- [YOUR INSTRUCTIONS]
Apart from the images, reproduce all of the data word for word.

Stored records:
------------------------------------------------

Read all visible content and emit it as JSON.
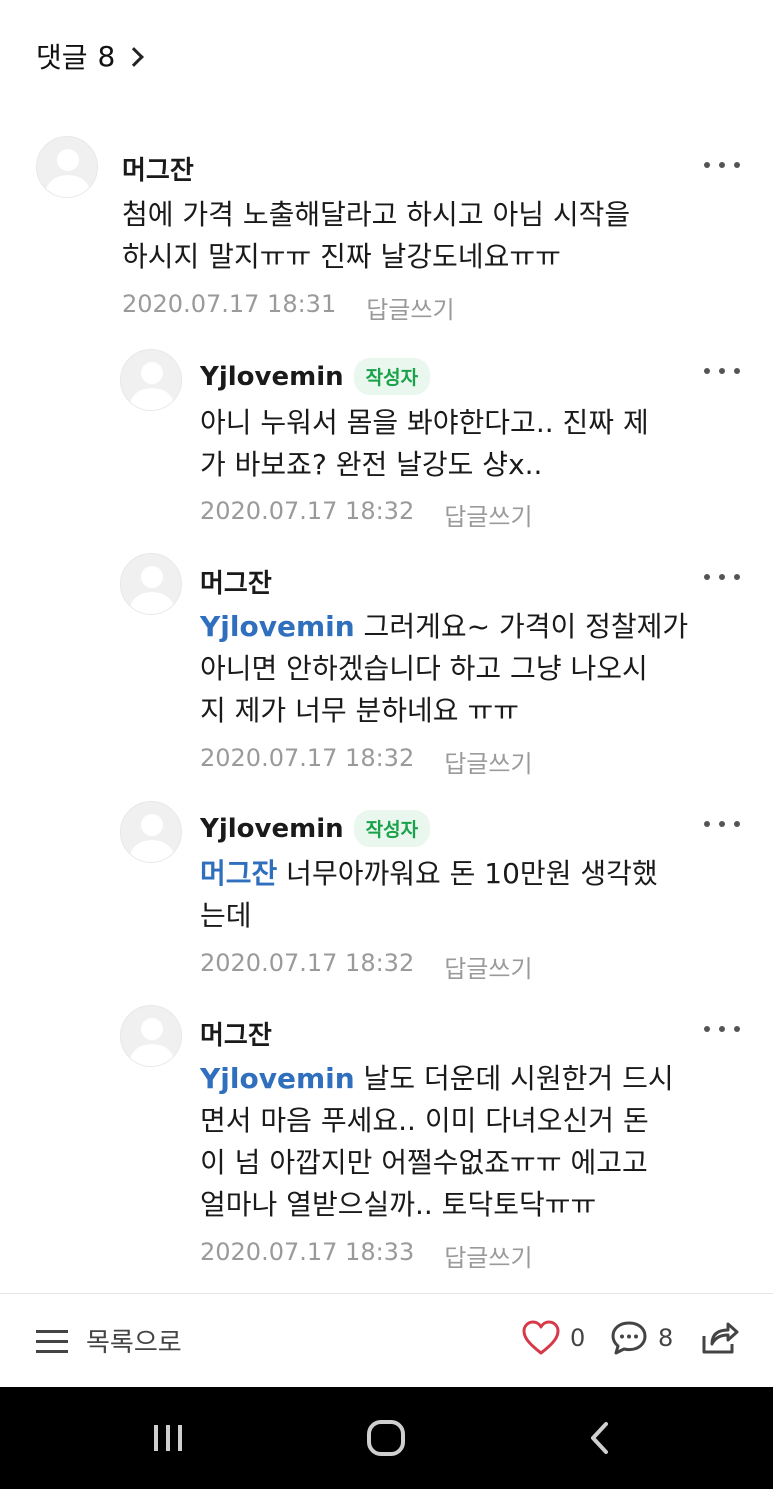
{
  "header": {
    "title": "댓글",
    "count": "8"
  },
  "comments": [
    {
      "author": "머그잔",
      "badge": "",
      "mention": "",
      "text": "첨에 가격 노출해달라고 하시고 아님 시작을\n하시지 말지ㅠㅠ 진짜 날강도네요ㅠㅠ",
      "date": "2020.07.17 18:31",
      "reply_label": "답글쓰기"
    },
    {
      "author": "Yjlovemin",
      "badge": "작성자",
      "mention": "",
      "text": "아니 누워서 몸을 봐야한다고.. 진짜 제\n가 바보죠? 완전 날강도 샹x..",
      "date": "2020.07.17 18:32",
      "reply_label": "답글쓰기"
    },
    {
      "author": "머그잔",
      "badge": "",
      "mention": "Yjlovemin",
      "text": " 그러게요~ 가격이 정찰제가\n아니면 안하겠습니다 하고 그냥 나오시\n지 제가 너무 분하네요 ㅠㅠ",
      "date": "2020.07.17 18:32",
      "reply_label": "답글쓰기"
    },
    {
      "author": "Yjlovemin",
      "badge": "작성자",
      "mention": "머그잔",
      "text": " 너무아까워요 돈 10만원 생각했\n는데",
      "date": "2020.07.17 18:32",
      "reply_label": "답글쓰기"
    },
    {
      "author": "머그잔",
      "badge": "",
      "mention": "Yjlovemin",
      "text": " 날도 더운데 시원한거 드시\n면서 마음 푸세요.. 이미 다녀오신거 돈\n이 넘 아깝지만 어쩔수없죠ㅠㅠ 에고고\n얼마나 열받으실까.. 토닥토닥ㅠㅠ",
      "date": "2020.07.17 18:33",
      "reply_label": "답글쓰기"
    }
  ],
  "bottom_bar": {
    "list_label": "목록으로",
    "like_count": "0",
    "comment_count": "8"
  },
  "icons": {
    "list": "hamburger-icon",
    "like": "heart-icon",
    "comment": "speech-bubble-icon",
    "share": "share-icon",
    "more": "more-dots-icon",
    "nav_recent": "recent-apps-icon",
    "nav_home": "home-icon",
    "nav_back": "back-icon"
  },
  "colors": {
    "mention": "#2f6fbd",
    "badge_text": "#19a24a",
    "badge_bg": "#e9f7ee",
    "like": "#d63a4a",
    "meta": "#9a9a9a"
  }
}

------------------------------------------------

- [EXERCISE ANSWER]
Read all visible content and emit it as JSON.
{
  "header": {
    "title": "댓글",
    "count": "8"
  },
  "comments": [
    {
      "author": "머그잔",
      "badge": "",
      "mention": "",
      "text": "첨에 가격 노출해달라고 하시고 아님 시작을\n하시지 말지ㅠㅠ 진짜 날강도네요ㅠㅠ",
      "date": "2020.07.17 18:31",
      "reply_label": "답글쓰기"
    },
    {
      "author": "Yjlovemin",
      "badge": "작성자",
      "mention": "",
      "text": "아니 누워서 몸을 봐야한다고.. 진짜 제\n가 바보죠? 완전 날강도 샹x..",
      "date": "2020.07.17 18:32",
      "reply_label": "답글쓰기"
    },
    {
      "author": "머그잔",
      "badge": "",
      "mention": "Yjlovemin",
      "text": " 그러게요~ 가격이 정찰제가\n아니면 안하겠습니다 하고 그냥 나오시\n지 제가 너무 분하네요 ㅠㅠ",
      "date": "2020.07.17 18:32",
      "reply_label": "답글쓰기"
    },
    {
      "author": "Yjlovemin",
      "badge": "작성자",
      "mention": "머그잔",
      "text": " 너무아까워요 돈 10만원 생각했\n는데",
      "date": "2020.07.17 18:32",
      "reply_label": "답글쓰기"
    },
    {
      "author": "머그잔",
      "badge": "",
      "mention": "Yjlovemin",
      "text": " 날도 더운데 시원한거 드시\n면서 마음 푸세요.. 이미 다녀오신거 돈\n이 넘 아깝지만 어쩔수없죠ㅠㅠ 에고고\n얼마나 열받으실까.. 토닥토닥ㅠㅠ",
      "date": "2020.07.17 18:33",
      "reply_label": "답글쓰기"
    }
  ],
  "bottom_bar": {
    "list_label": "목록으로",
    "like_count": "0",
    "comment_count": "8"
  },
  "icons": {
    "list": "hamburger-icon",
    "like": "heart-icon",
    "comment": "speech-bubble-icon",
    "share": "share-icon",
    "more": "more-dots-icon",
    "nav_recent": "recent-apps-icon",
    "nav_home": "home-icon",
    "nav_back": "back-icon"
  },
  "colors": {
    "mention": "#2f6fbd",
    "badge_text": "#19a24a",
    "badge_bg": "#e9f7ee",
    "like": "#d63a4a",
    "meta": "#9a9a9a"
  }
}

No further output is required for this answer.